Fact Sheet: Spina Bifida

Spina bifida (SB) is one of the most common birth defects, resulting in the failed closure of one or more vertebrae during the early weeks of gestation. SB is thought to be caused by low levels of folic acid during the first few weeks of pregnancy, though genetic factors and maternal obesity have also been implicated. Youth with SB experience a multitude of chronic health complications, including urinary, bowel, orthopedic and cognitive difficulties.

Prevalence and Course

SB occurs in approximately three out of 10,000 births in the United States. Severity of SB varies according to both biologic and environmental determinants such as the level of the spinal lesion and neurological complications from procedures (e.g., repeated shunt replacements). Children and their families manage complex medical regimens, including tasks related to catheterization, bowel programs, use of orthopedic devices, skin checks and monitoring of shunt functioning.

Health and Psychosocial Consequences

Youth often have varying degrees of paralysis, orthopedic abnormalities and difficulties related to executive functioning. Social impairment is a salient concern in this population; youth with SB often demonstrate higher rates of social isolation, social immaturity and have smaller social networks compared to typically developing youth.

Evidence-based Assessment

Relevant areas of assessment include: physical characteristics (e.g., spinal lesion level and ambulation), intellectual functioning (e.g., IQ, attention and executive functions), psychosocial adjustment, family functioning, quality of peer relationships, medical adherence, and autonomy-related development.
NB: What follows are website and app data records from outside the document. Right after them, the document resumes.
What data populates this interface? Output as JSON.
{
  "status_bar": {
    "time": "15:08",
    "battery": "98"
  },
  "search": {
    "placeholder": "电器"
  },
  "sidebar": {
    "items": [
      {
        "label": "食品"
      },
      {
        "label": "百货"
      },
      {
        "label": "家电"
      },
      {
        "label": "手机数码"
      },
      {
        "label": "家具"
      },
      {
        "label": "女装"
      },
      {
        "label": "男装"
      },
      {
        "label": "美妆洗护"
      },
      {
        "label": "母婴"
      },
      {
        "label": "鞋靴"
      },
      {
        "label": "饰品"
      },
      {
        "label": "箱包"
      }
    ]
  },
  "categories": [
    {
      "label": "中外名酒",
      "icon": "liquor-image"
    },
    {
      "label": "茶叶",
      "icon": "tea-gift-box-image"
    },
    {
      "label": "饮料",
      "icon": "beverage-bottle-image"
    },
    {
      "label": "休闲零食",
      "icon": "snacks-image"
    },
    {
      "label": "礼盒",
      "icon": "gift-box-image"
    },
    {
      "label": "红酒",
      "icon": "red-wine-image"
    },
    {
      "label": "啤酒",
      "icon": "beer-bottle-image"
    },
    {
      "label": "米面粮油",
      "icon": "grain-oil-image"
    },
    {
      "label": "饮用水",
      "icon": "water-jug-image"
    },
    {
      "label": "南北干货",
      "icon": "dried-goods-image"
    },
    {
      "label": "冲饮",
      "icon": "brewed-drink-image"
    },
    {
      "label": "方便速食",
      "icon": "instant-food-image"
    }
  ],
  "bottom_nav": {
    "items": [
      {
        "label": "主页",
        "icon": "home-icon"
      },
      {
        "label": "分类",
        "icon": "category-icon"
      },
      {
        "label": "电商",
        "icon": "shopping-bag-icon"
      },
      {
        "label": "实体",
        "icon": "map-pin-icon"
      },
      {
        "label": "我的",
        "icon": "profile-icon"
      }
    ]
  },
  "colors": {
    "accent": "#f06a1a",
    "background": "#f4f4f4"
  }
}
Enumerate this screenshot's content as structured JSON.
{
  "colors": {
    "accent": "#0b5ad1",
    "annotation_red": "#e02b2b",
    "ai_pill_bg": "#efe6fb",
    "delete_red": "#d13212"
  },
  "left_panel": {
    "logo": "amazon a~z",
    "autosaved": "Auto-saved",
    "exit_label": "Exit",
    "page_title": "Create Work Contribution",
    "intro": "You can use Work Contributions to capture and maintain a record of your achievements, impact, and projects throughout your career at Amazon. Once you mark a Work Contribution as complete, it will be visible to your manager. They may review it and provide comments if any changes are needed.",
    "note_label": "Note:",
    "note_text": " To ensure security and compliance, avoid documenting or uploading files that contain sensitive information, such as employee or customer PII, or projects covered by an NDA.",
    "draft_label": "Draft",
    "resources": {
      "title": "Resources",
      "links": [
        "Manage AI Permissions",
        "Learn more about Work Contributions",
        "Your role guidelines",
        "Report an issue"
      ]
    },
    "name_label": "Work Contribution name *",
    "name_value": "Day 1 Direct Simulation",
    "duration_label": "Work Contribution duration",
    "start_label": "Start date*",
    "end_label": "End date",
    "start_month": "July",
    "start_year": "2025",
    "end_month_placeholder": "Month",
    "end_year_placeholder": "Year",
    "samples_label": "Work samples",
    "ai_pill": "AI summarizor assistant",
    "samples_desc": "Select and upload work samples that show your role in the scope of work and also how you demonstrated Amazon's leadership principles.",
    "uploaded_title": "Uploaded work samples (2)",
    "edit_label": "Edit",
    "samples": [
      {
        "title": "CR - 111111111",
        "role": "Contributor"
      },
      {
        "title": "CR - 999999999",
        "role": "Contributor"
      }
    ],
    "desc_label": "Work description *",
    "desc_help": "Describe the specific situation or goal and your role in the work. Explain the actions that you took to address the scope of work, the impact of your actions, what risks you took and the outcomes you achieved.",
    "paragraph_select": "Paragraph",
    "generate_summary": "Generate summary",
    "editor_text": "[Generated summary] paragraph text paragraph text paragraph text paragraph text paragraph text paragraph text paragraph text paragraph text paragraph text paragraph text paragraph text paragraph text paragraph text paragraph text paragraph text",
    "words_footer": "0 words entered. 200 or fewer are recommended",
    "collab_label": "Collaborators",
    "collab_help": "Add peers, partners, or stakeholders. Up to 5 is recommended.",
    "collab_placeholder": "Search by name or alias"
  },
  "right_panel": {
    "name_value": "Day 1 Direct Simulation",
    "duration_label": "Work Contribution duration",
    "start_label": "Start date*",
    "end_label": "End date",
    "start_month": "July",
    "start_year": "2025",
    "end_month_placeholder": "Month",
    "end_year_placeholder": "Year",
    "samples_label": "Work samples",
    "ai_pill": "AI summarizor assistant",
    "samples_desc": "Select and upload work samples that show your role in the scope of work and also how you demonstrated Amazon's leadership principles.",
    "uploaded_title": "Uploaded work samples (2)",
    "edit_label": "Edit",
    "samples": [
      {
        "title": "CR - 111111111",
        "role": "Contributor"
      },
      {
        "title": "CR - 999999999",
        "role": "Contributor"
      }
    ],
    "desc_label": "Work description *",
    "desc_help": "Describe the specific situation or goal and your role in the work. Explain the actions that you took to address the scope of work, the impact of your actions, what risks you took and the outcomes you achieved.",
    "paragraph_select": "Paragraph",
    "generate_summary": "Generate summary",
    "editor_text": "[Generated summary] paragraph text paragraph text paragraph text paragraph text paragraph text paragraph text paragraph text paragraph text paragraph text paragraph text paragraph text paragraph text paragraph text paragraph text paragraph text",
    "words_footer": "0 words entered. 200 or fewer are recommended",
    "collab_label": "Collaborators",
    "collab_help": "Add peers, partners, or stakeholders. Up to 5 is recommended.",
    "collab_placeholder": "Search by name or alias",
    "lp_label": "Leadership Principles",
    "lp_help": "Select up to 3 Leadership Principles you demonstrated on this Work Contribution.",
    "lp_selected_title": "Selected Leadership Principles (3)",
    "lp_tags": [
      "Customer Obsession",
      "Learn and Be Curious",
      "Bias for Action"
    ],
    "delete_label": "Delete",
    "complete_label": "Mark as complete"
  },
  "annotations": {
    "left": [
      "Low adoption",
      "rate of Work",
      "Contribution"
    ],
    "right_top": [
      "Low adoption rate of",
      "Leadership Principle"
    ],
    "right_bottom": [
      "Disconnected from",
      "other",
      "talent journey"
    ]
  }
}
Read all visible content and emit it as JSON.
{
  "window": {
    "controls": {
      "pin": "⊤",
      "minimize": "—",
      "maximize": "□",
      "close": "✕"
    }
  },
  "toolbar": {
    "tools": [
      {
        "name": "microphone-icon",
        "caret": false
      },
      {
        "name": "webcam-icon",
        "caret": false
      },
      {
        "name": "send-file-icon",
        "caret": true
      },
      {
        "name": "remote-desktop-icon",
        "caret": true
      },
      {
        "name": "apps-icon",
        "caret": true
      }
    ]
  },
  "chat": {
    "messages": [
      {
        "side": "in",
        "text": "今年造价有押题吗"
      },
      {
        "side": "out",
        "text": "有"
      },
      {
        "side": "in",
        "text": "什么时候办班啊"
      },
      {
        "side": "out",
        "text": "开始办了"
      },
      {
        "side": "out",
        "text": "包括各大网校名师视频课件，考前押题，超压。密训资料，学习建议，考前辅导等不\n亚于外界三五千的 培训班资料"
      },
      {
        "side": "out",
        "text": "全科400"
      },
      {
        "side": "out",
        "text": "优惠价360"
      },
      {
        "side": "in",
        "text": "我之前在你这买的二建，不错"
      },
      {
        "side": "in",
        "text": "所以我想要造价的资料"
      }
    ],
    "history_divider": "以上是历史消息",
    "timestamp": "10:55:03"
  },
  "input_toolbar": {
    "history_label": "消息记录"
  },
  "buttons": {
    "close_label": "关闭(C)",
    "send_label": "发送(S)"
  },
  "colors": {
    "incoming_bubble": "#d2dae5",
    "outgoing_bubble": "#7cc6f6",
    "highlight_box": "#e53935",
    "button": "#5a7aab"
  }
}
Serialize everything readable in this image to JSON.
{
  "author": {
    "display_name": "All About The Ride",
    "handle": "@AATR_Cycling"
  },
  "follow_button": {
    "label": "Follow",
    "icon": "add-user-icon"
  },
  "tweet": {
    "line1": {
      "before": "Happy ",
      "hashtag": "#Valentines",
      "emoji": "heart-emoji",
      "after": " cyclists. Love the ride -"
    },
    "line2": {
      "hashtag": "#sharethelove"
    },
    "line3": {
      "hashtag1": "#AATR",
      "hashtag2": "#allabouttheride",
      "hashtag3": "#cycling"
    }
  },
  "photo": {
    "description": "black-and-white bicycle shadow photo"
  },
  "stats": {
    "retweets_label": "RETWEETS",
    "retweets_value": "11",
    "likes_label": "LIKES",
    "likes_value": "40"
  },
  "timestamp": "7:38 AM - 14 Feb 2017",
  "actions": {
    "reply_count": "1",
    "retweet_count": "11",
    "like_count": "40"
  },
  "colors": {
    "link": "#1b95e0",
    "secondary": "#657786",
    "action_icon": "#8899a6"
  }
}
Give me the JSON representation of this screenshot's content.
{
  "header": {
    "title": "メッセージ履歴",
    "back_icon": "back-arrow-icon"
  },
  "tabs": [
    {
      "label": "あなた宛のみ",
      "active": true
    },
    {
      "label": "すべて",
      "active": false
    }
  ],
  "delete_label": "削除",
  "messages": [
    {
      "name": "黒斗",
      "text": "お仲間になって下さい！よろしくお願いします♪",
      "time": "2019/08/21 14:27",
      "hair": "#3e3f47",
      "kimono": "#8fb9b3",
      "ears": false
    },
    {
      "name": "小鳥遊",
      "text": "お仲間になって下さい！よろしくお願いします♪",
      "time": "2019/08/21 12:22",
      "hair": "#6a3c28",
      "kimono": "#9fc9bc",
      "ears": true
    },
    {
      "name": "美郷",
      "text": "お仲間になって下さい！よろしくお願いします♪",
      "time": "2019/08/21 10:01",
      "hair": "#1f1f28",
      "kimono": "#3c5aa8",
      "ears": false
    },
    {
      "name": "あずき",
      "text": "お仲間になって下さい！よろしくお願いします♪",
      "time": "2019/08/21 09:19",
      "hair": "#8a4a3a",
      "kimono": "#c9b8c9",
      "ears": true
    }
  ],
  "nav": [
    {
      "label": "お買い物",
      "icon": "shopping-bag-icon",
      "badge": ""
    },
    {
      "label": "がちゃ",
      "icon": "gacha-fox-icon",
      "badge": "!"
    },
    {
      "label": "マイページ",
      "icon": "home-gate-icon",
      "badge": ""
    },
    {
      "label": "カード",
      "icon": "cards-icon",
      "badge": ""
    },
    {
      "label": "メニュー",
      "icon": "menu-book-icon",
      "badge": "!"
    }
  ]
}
A multimethod and multi-informant approach is typically recommended, as youth with SB and their parents have shown differing perceptions of individual and family functioning.

Culture, Diversity, Demographic and Developmental Factors

Prevalence rates are higher in females and individuals of Hispanic backgrounds. Although enduring deficits occur (e.g., academics, neurocognitive function, social function), individuals with SB have shown resilience in some domains (e.g., family relationships, externalizing symptoms and drug use). The complicated transition to adult health care tends to be a challenge for many youth and their families.

Evidence-based Interventions

There is currently a great need for psychological interventions targeting social functioning, medical adherence, autonomy and family functioning. A camp-based intervention utilizing goal setting and group workshops has demonstrated improvements in health-related independence and attainment of social and health goals.

References

Burmeister, R.R. (2005). Attention problems and executive functions in children with spina bifida and hydrocephalus. Child Neuropsychology, 11(3), 265-283.

Centers for Disease Control and Prevention (2011). Neural tube defect ascertainment project. Retrieved April 14, 2012.

Holmbeck, G. N., DeLucia, C., Essner, B., Kelly, L., Zebracki, K., Friedman, D., & Jandasek, B. (2010). Trajectories of psychosocial adjustment in adolescents with spina bifida: A 6-year, four-wave longitudinal follow-up. Journal of Consulting and Clinical Psychology, 78(4), 511-525.

O’Mahar, K., Holmbeck, G. N., Jandasek, B., & Zukerman, J. (2010). A camp-based intervention targeting independence among individuals with spina bifida. Journal of Pediatric Psychology, 35(8), 848-856.

Sawin, K. J., Hayden Bellin, M., Builta, E., Vasel, L., & Buran, C. F. (2006). Cross-informant
agreement between adolescents with myelomeningocele and their parents. Developmental Medicine and Child Neurology, 48(3), 188-194.